# Prompt
Filter the entries for the word "author". Copy each line in which it occurs.

# Stored entries
/---
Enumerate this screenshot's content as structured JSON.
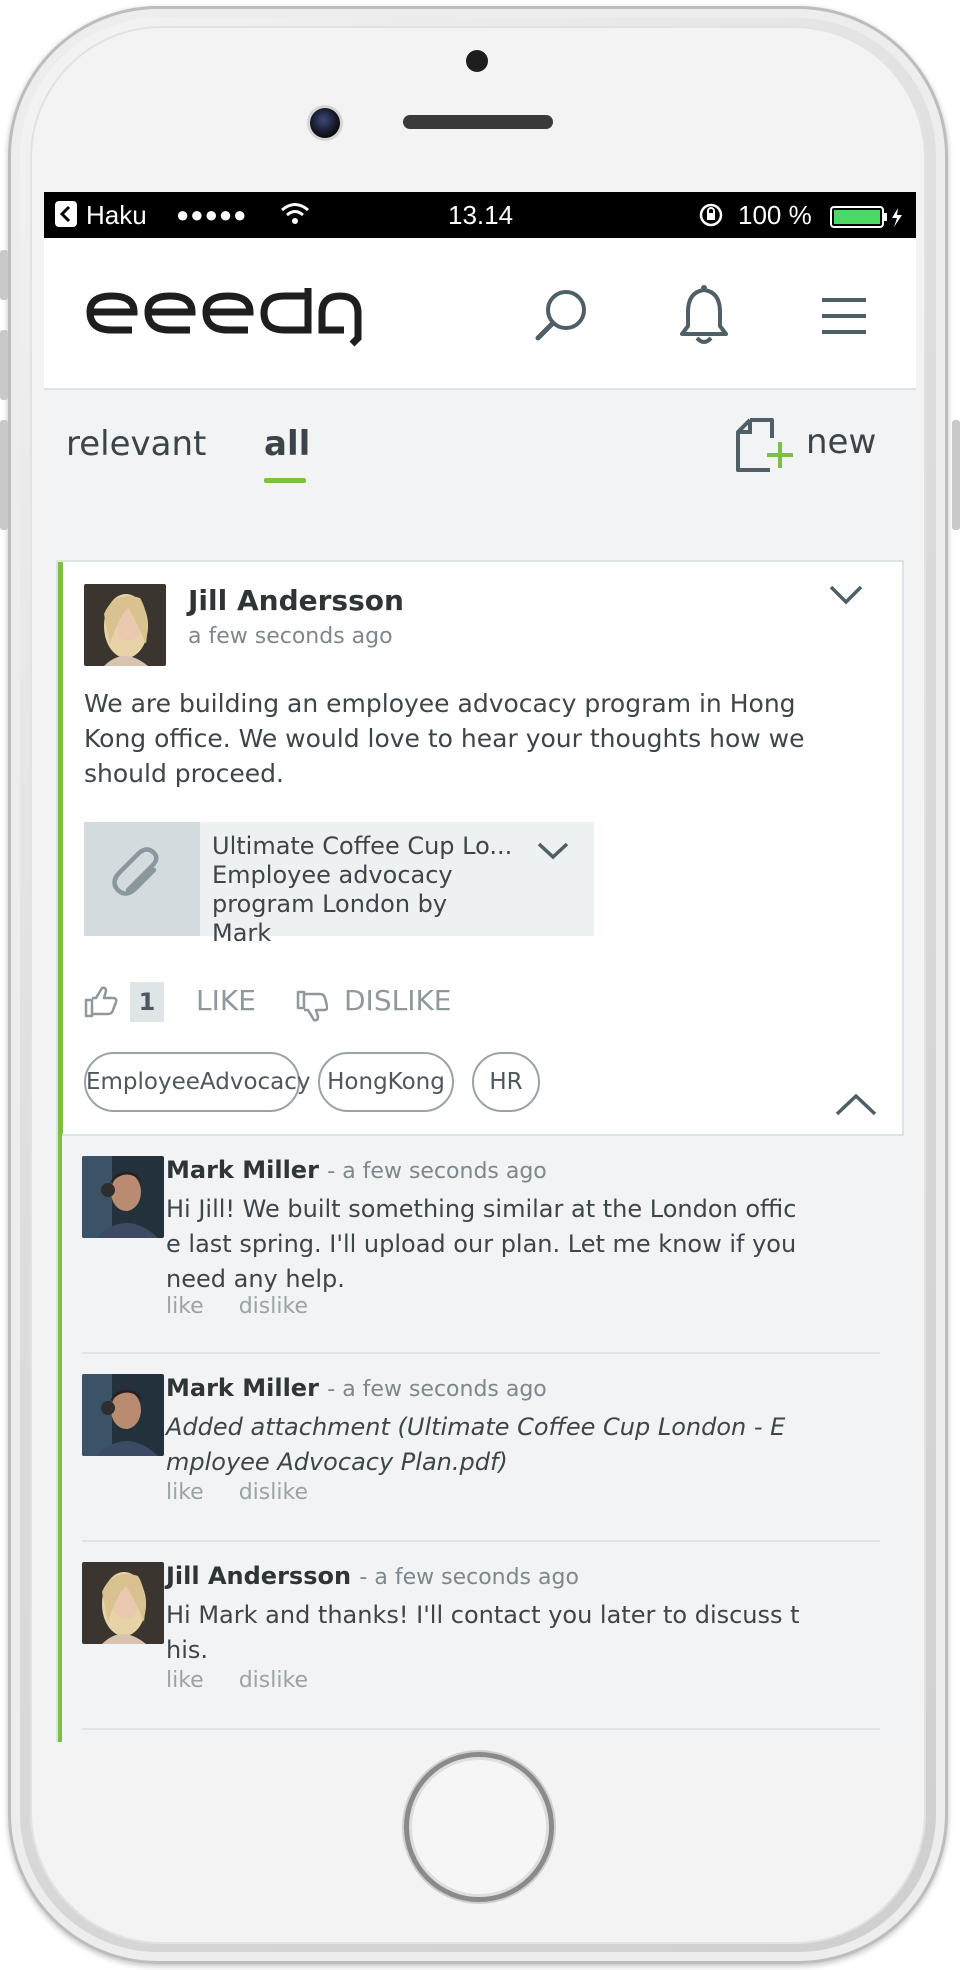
{
  "statusbar": {
    "back_app": "Haku",
    "signal": "●●●●●",
    "time": "13.14",
    "battery": "100 %"
  },
  "app": {
    "logo": "eeedq"
  },
  "filters": {
    "tabs": [
      {
        "label": "relevant",
        "active": false
      },
      {
        "label": "all",
        "active": true
      }
    ],
    "new_label": "new"
  },
  "post": {
    "author": "Jill Andersson",
    "time": "a few seconds ago",
    "body": "We are building an employee advocacy program in Hong Kong office. We would love to hear your thoughts how we should proceed.",
    "attachment": {
      "title": "Ultimate Coffee Cup Lo...",
      "subtitle": "Employee advocacy program London by Mark"
    },
    "like_count": "1",
    "like_label": "LIKE",
    "dislike_label": "DISLIKE",
    "tags": [
      "EmployeeAdvocacy",
      "HongKong",
      "HR"
    ]
  },
  "comments": [
    {
      "author": "Mark Miller",
      "time": "a few seconds ago",
      "text": "Hi Jill! We built something similar at the London office last spring. I'll upload our plan. Let me know if you need any help.",
      "like": "like",
      "dislike": "dislike"
    },
    {
      "author": "Mark Miller",
      "time": "a few seconds ago",
      "text": "Added attachment (Ultimate Coffee Cup London - Employee Advocacy Plan.pdf)",
      "like": "like",
      "dislike": "dislike"
    },
    {
      "author": "Jill Andersson",
      "time": "a few seconds ago",
      "text": "Hi Mark and thanks! I'll contact you later to discuss this.",
      "like": "like",
      "dislike": "dislike"
    }
  ],
  "colors": {
    "accent_green": "#7bc043",
    "icon_gray": "#4f5f66",
    "statusbar_bg": "#000000"
  },
  "icons": {
    "search": "search-icon",
    "bell": "bell-icon",
    "menu": "menu-icon",
    "new_post": "new-post-icon",
    "paperclip": "paperclip-icon",
    "chevron_down": "chevron-down-icon",
    "chevron_up": "chevron-up-icon",
    "thumbs_up": "thumbs-up-icon",
    "thumbs_down": "thumbs-down-icon"
  }
}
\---
# Finished task
    "author": "Jill Andersson",
      "author": "Mark Miller",
      "author": "Mark Miller",
      "author": "Jill Andersson",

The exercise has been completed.